Maximizing Productivity: Finding the Ideal Duration for ACCA Study Sessions

In today’s fast-paced world, effective time management is crucial, especially when studying and revising for exams. One common question often

arises is, “How long should study sessions be?” Finding the right balance between study session duration and productivity can significantly
impact your learning outcomes. In this article, we will explore the factors that influence the ideal study session length and provide tips to help you make the most of your study time.

 The Myth of Endless Study Sessions

Many students believe that longer study sessions equate to greater productivity. However, this is not always the case. Our brains have
limited attention spans and can only maintain focus for a certain period. The idea of an all-night cram session might seem heroic, but it often leads to diminishing returns.

 The Science Behind Study Session Duration

Numerous studies suggest shorter, focused study sessions are more effective than marathon cramming sessions. Let’s consider a few examples:

 Example 1: The Pomodoro Technique

The Pomodoro Technique, a time management method developed by Francesco Cirillo, recommends breaking work into intervals, traditionally 25
minutes in length, separated by short breaks. This approach is based on the idea that our concentration and productivity naturally fluctuate.

 Research in cognitive psychology has found that the average person’s optimal focus time is around 25-30 minutes. This is known as the
“ultradian rhythm,” a natural cycle of alertness and fatigue that our brains go through during the day. By aligning your study sessions with your
ultradian rhythm, you can enhance your learning and retention.

 Example 2: Personalized Study Session Duration

Let’s say you’re preparing for a history exam. After self-assessment, you discover that you can concentrate effectively for about 40
minutes before feeling fatigued. In this case, you might choose to adapt the Pomodoro Technique and have longer study sessions of 40 minutes, followed by a 5-10 minute break.

 On the other hand, when tackling complex math problems, you notice that your ideal duration is closer to 20 minutes. Here, you could opt
for shorter study sessions and adjust your breaks accordingly. The key is to experiment and adapt based on your subject matter and energy levels.

 Finding Your Ideal Study Session Duration

While the Pomodoro Technique’s 25-minute intervals work well for many people, it’s essential to recognize that individual preferences and
needs vary. Here are some steps to help you find your ideal study session duration:

 1. Self-Assessment:

Start by assessing your current study habits. How long can you concentrate effectively without feeling fatigued or distracted? Experiment
with different session lengths to determine your optimal duration.

 2. Pay Attention to Signals:

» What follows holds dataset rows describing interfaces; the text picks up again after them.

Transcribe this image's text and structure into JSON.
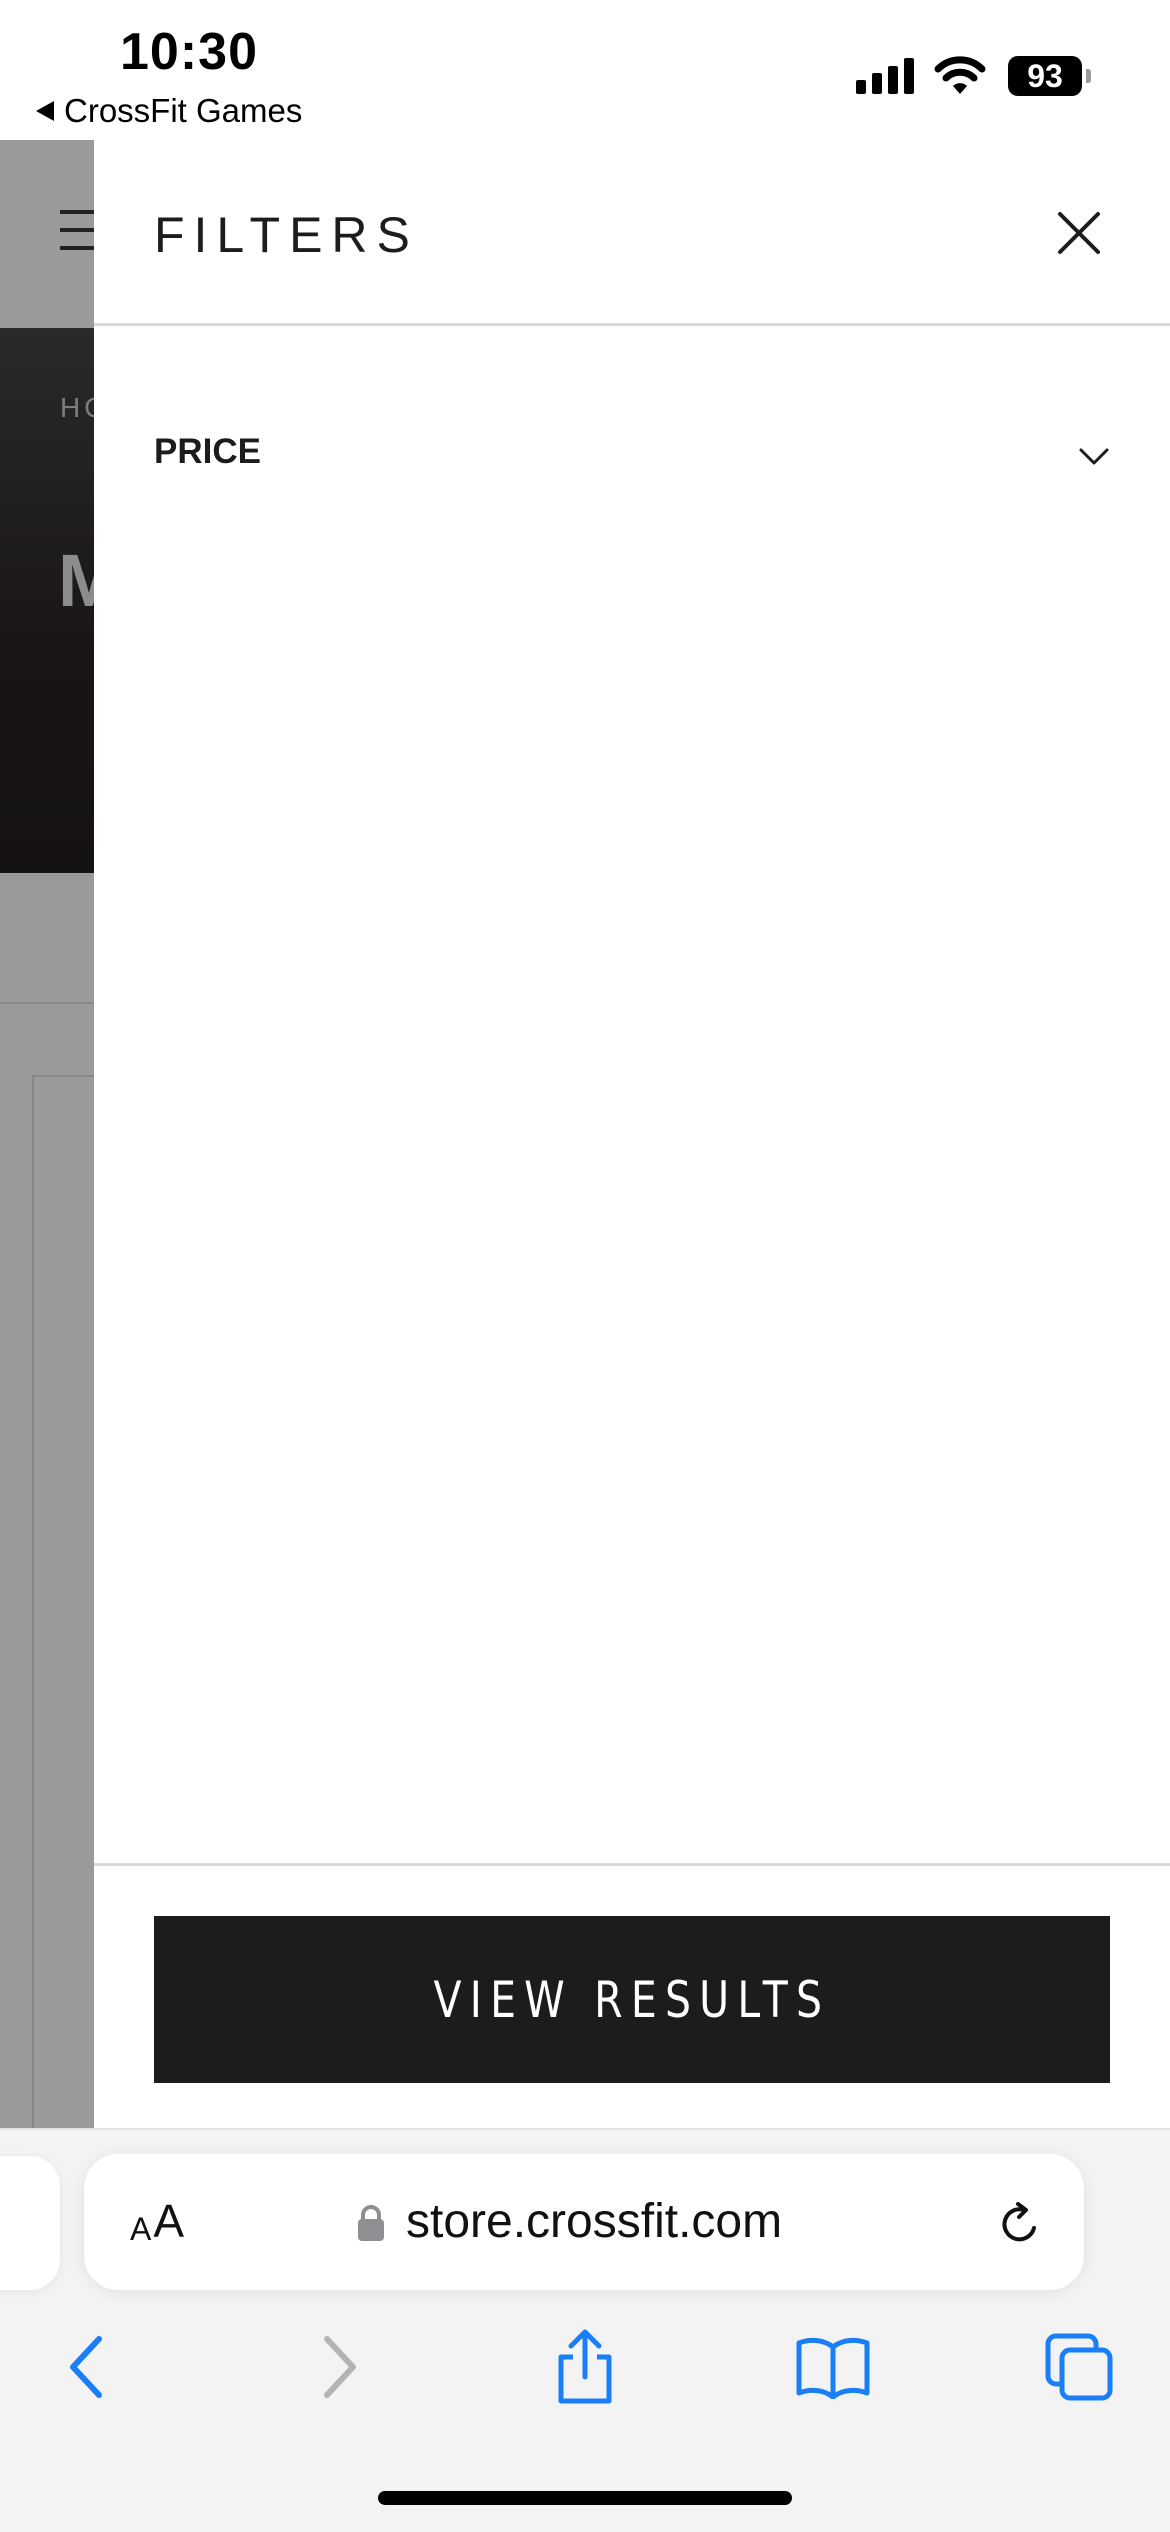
{
  "status_bar": {
    "time": "10:30",
    "back_app_label": "CrossFit Games",
    "battery_level": "93",
    "signal_icon": "cellular-signal-icon",
    "wifi_icon": "wifi-icon"
  },
  "background_page": {
    "breadcrumb_partial": "HO",
    "heading_partial": "M"
  },
  "filters": {
    "title": "FILTERS",
    "close_icon": "close-icon",
    "sections": [
      {
        "label": "PRICE",
        "expanded": false,
        "icon": "chevron-down-icon"
      }
    ],
    "view_results_label": "VIEW RESULTS"
  },
  "browser": {
    "text_size_small": "A",
    "text_size_large": "A",
    "url": "store.crossfit.com",
    "secure": true,
    "toolbar_icons": [
      "back-icon",
      "forward-icon",
      "share-icon",
      "bookmarks-icon",
      "tabs-icon"
    ]
  },
  "colors": {
    "button_bg": "#1c1c1c",
    "safari_blue": "#1a7ef7",
    "disabled_gray": "#b3b3b3"
  }
}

Notice when you begin to feel mentally fatigued, restless, or lose focus. These signals indicate that it’s time for a break. Listen to
your body and mind.

 3. Adapt:

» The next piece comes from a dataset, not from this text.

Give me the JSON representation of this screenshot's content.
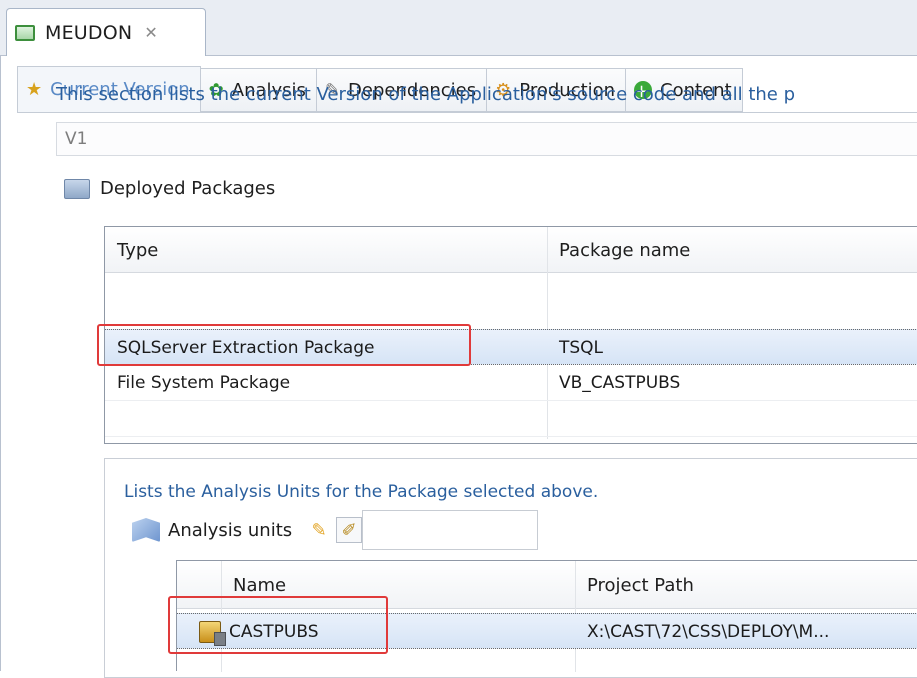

Adapt your study sessions accordingly. If you find that your ideal duration is shorter than 25 minutes, consider shorter intervals, and if
it’s longer, extend your study sessions slightly. 

 4. Experiment:

Don’t be afraid to experiment and adjust your study session lengths based on the subject matter or your energy levels on a given day.


The Importance of Breaks

Equally crucial to finding the right study session duration is the effective use of breaks. Short breaks between study sessions allow your
brain to recharge and process information. Use this time to stretch, hydrate, and clear your mind. Activities like deep breathing or a quick walk can be highly beneficial.



In the quest for ACCA success, the quality of your study sessions often matters more than their length. The ideal study session duration
varies from person to person, but science suggests that shorter, focused intervals are generally more effective. By understanding your own rhythms and taking regular breaks, you can maximize your productivity, enhance your retention, and achieve better learning outcomes. Remember, it’s not about how long you study but how effectively you study that makes all the difference.